- Requirement
Find the string "Kwame" in the records and copy each line where it occurs.

- Dataset entries

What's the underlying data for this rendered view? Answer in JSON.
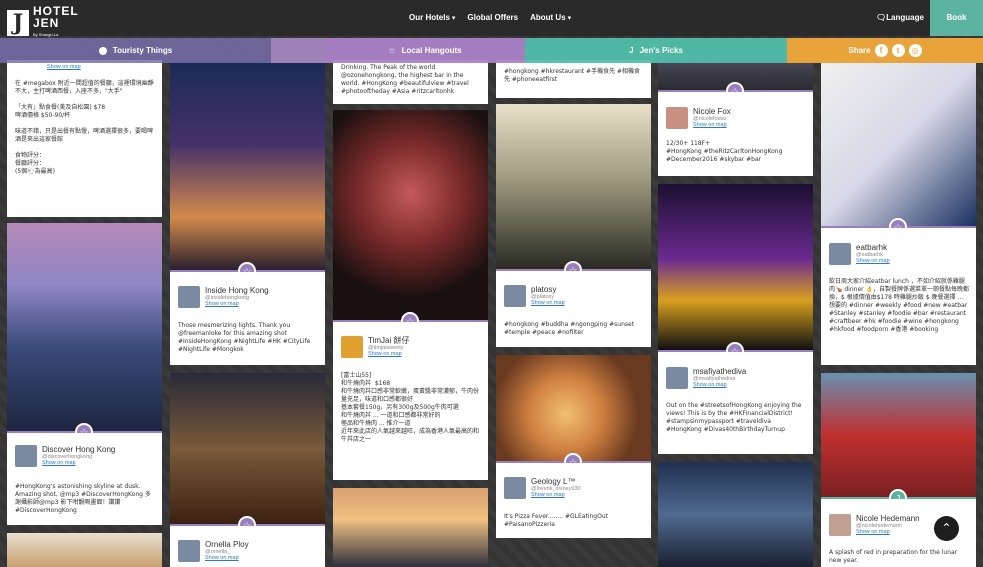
{
  "brand": {
    "logo_letter": "J",
    "name_line1": "HOTEL",
    "name_line2": "JEN",
    "sub": "By Shangri-La"
  },
  "nav": {
    "items": [
      {
        "label": "Our Hotels"
      },
      {
        "label": "Global Offers"
      },
      {
        "label": "About Us"
      }
    ],
    "language": "Language",
    "book": "Book"
  },
  "filters": {
    "touristy": "Touristy Things",
    "local": "Local Hangouts",
    "jens": "Jen's Picks",
    "share": "Share"
  },
  "icons": {
    "chevron": "chevron-down-icon",
    "star": "star-icon",
    "up": "arrow-up-icon",
    "share": [
      "facebook-icon",
      "twitter-icon",
      "instagram-icon"
    ]
  },
  "colors": {
    "purple": "#9a7fbf",
    "teal": "#5bb3a0",
    "orange": "#e9a33b"
  },
  "c1": {
    "show_on_map": "Show on map",
    "text": "在 #megabox 附近一間超值的餐廳，這裡環境幽靜不大，主打啤酒西餐，入座不多，\"大手\"\n\n「大有」點食餐(美及自松園) $78\n啤酒價格 $50-90/杯\n\n味道不錯，只是出餐有點慢，啤酒選擇很多，要喝啤酒是來出這家餐館\n\n食物評分：\n餐廳評分：\n(5個🐑為最高)"
  },
  "c2": {
    "name": "Discover Hong Kong",
    "handle": "@discoverhongkong",
    "show_on_map": "Show on map",
    "text": "#HongKong's astonishing skyline at dusk. Amazing shot, @mp3 #DiscoverHongKong 多謝攝影師@mp3 影下咁靚嘅畫面！讚讚 #DiscoverHongKong"
  },
  "c3": {
    "name": "Inside Hong Kong",
    "handle": "@insidehongkong",
    "show_on_map": "Show on map",
    "text": "Those mesmerizing lights. Thank you @freemanloke for this amazing shot #InsideHongKong #NightLife #HK #CityLife #NightLife #Mongkok"
  },
  "c4": {
    "name": "Ornella Ploy",
    "handle": "@ornella_",
    "show_on_map": "Show on map"
  },
  "c5": {
    "text": "Drinking. The Peak of the world @ozonehongkong, the highest bar in the world. #HongKong #beautifulview #travel #photooftheday #Asia #ritzcarltonhk"
  },
  "c6": {
    "name": "TimJai 餅仔",
    "handle": "@timjaisweety",
    "show_on_map": "Show on map",
    "text": "[富士山55]\n和牛燒肉丼  $168\n和牛燒肉丼口感非常軟嫩，蛋黃醬非常濃郁，牛肉份量充足，味道和口感都很好\n基本套餐150g，另有300g及500g牛肉可選\n和牛燒肉丼 ... 一道和口感都非常好的\n極品和牛燒肉 ... 推介一道\n近年來此店的人氣越來越旺，成為香港人氣最高的和牛丼店之一"
  },
  "c7": {
    "text": "#hongkong #hkrestaurant #手機食先 #相機食先 #phoneeatfirst"
  },
  "c8": {
    "name": "platosy",
    "handle": "@platosy",
    "show_on_map": "Show on map",
    "text": "#hongkong #buddha #ngongping #sunset #temple #peace #nofilter"
  },
  "c9": {
    "name": "Geology L™",
    "handle": "@lovehk_disney930",
    "show_on_map": "Show on map",
    "text": "It's Pizza Fever........ #GLEatingOut #PaisanoPizzeria"
  },
  "c10": {
    "name": "Nicole Fox",
    "handle": "@nicolefoxtw",
    "show_on_map": "Show on map",
    "text": "12/30+ 118F+\n#HongKong #theRitzCarltonHongKong #December2016 #skybar #bar"
  },
  "c11": {
    "name": "msafiyathediva",
    "handle": "@msafiyathediva",
    "show_on_map": "Show on map",
    "text": "Out on the #streetsofHongKong enjoying the views! This is by the #HKFinancialDistrict! #stampsinmypassport #traveldiva #HongKong #Divas40thBirthdayTurnup"
  },
  "c12": {
    "name": "eatbarhk",
    "handle": "@eatbarhk",
    "show_on_map": "Show on map",
    "text": "飲日周大家介紹eatbar lunch ，不如介紹就係雞腿肉🍗 dinner 👌，自製餐牌係選菜單一啲餐點每晚都換，$ 根據價值由$178 時雞腿炒飯 $ 晚餐選擇 ... 想要的 #dinner #weekly #food #new #eatbar #Stanley #stanley #foodie #bar #restaurant #craftbeer #hk #foodie #wine #hongkong #hkfood #foodporn #香港 #booking"
  },
  "c13": {
    "name": "Nicole Hedemann",
    "handle": "@nicolehedemann",
    "show_on_map": "Show on map",
    "text": "A splash of red in preparation for the lunar new year."
  }
}
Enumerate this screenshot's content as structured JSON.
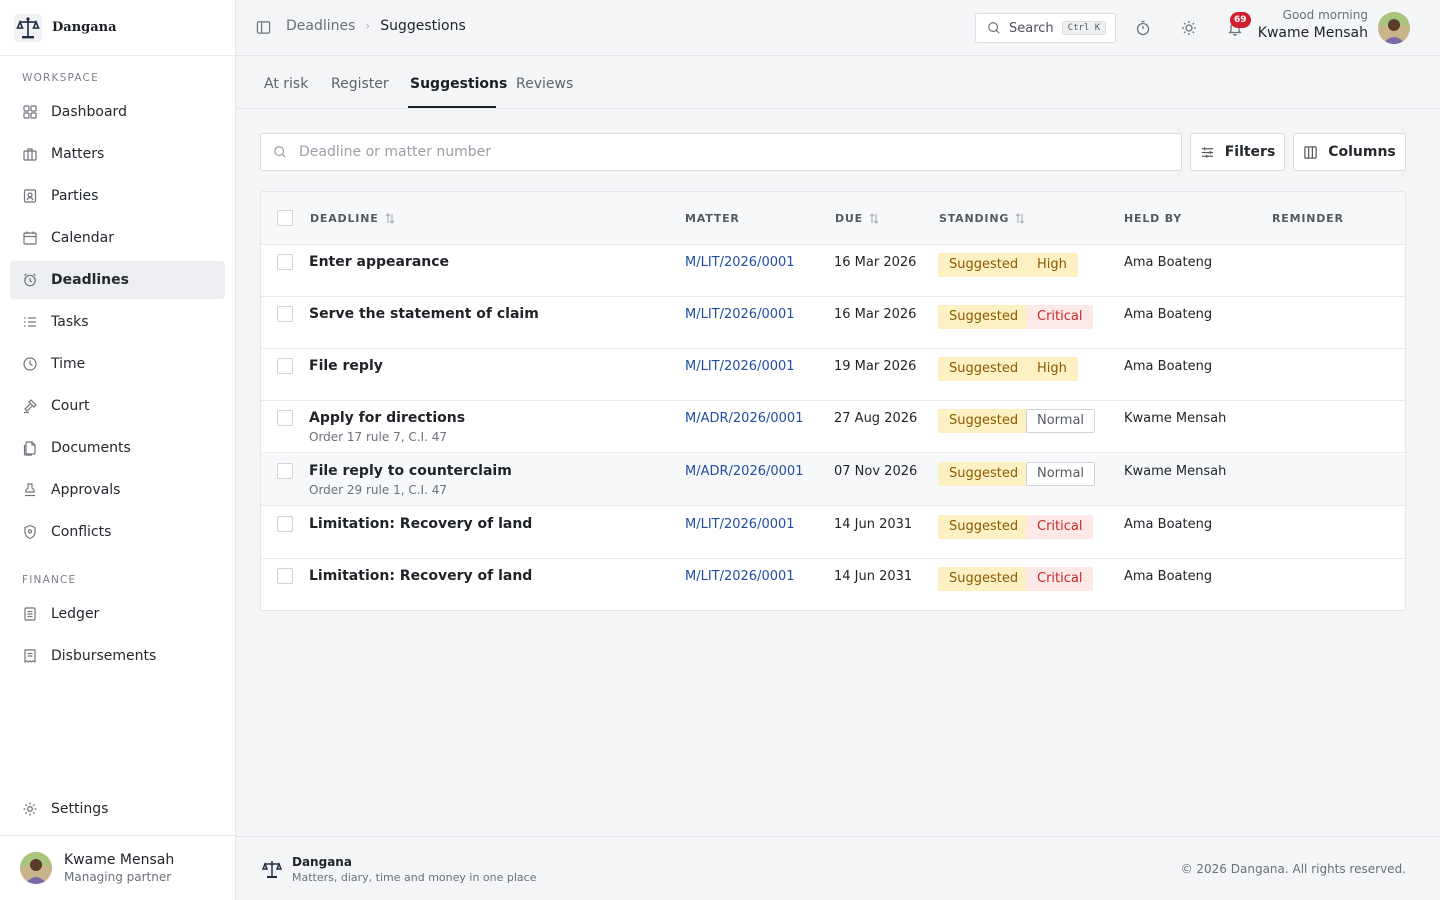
{
  "app": {
    "name": "Dangana",
    "tagline": "Matters, diary, time and money in one place",
    "copyright": "© 2026 Dangana. All rights reserved."
  },
  "sidebar": {
    "workspace_label": "WORKSPACE",
    "finance_label": "FINANCE",
    "items": [
      {
        "label": "Dashboard",
        "icon": "dashboard-icon"
      },
      {
        "label": "Matters",
        "icon": "briefcase-icon"
      },
      {
        "label": "Parties",
        "icon": "contact-card-icon"
      },
      {
        "label": "Calendar",
        "icon": "calendar-icon"
      },
      {
        "label": "Deadlines",
        "icon": "alarm-clock-icon",
        "active": true
      },
      {
        "label": "Tasks",
        "icon": "task-list-icon"
      },
      {
        "label": "Time",
        "icon": "clock-icon"
      },
      {
        "label": "Court",
        "icon": "gavel-icon"
      },
      {
        "label": "Documents",
        "icon": "documents-icon"
      }
    ],
    "items2": [
      {
        "label": "Approvals",
        "icon": "stamp-icon"
      },
      {
        "label": "Conflicts",
        "icon": "shield-icon"
      }
    ],
    "finance_items": [
      {
        "label": "Ledger",
        "icon": "ledger-icon"
      },
      {
        "label": "Disbursements",
        "icon": "receipt-icon"
      }
    ],
    "settings_label": "Settings",
    "user": {
      "name": "Kwame Mensah",
      "role": "Managing partner"
    }
  },
  "topbar": {
    "breadcrumb": [
      "Deadlines",
      "Suggestions"
    ],
    "search_label": "Search",
    "search_shortcut": "Ctrl K",
    "notifications_count": "69",
    "greeting": "Good morning",
    "user_name": "Kwame Mensah"
  },
  "tabs": [
    "At risk",
    "Register",
    "Suggestions",
    "Reviews"
  ],
  "active_tab": "Suggestions",
  "filter": {
    "placeholder": "Deadline or matter number",
    "filters_label": "Filters",
    "columns_label": "Columns"
  },
  "table": {
    "headers": {
      "deadline": "DEADLINE",
      "matter": "MATTER",
      "due": "DUE",
      "standing": "STANDING",
      "held_by": "HELD BY",
      "reminder": "REMINDER"
    },
    "rows": [
      {
        "deadline": "Enter appearance",
        "sub": "",
        "matter": "M/LIT/2026/0001",
        "due": "16 Mar 2026",
        "status": "Suggested",
        "priority": "High",
        "held_by": "Ama Boateng",
        "reminder": ""
      },
      {
        "deadline": "Serve the statement of claim",
        "sub": "",
        "matter": "M/LIT/2026/0001",
        "due": "16 Mar 2026",
        "status": "Suggested",
        "priority": "Critical",
        "held_by": "Ama Boateng",
        "reminder": ""
      },
      {
        "deadline": "File reply",
        "sub": "",
        "matter": "M/LIT/2026/0001",
        "due": "19 Mar 2026",
        "status": "Suggested",
        "priority": "High",
        "held_by": "Ama Boateng",
        "reminder": ""
      },
      {
        "deadline": "Apply for directions",
        "sub": "Order 17 rule 7, C.I. 47",
        "matter": "M/ADR/2026/0001",
        "due": "27 Aug 2026",
        "status": "Suggested",
        "priority": "Normal",
        "held_by": "Kwame Mensah",
        "reminder": ""
      },
      {
        "deadline": "File reply to counterclaim",
        "sub": "Order 29 rule 1, C.I. 47",
        "matter": "M/ADR/2026/0001",
        "due": "07 Nov 2026",
        "status": "Suggested",
        "priority": "Normal",
        "held_by": "Kwame Mensah",
        "reminder": "",
        "highlighted": true
      },
      {
        "deadline": "Limitation: Recovery of land",
        "sub": "",
        "matter": "M/LIT/2026/0001",
        "due": "14 Jun 2031",
        "status": "Suggested",
        "priority": "Critical",
        "held_by": "Ama Boateng",
        "reminder": ""
      },
      {
        "deadline": "Limitation: Recovery of land",
        "sub": "",
        "matter": "M/LIT/2026/0001",
        "due": "14 Jun 2031",
        "status": "Suggested",
        "priority": "Critical",
        "held_by": "Ama Boateng",
        "reminder": ""
      }
    ]
  },
  "colors": {
    "link": "#1f4fa0",
    "suggested_bg": "#fdf1c4",
    "critical": "#c62828",
    "badge": "#d0202e"
  }
}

- Output for this task
      "name": "Kwame Mensah",
    "user_name": "Kwame Mensah"
        "held_by": "Kwame Mensah",
        "held_by": "Kwame Mensah",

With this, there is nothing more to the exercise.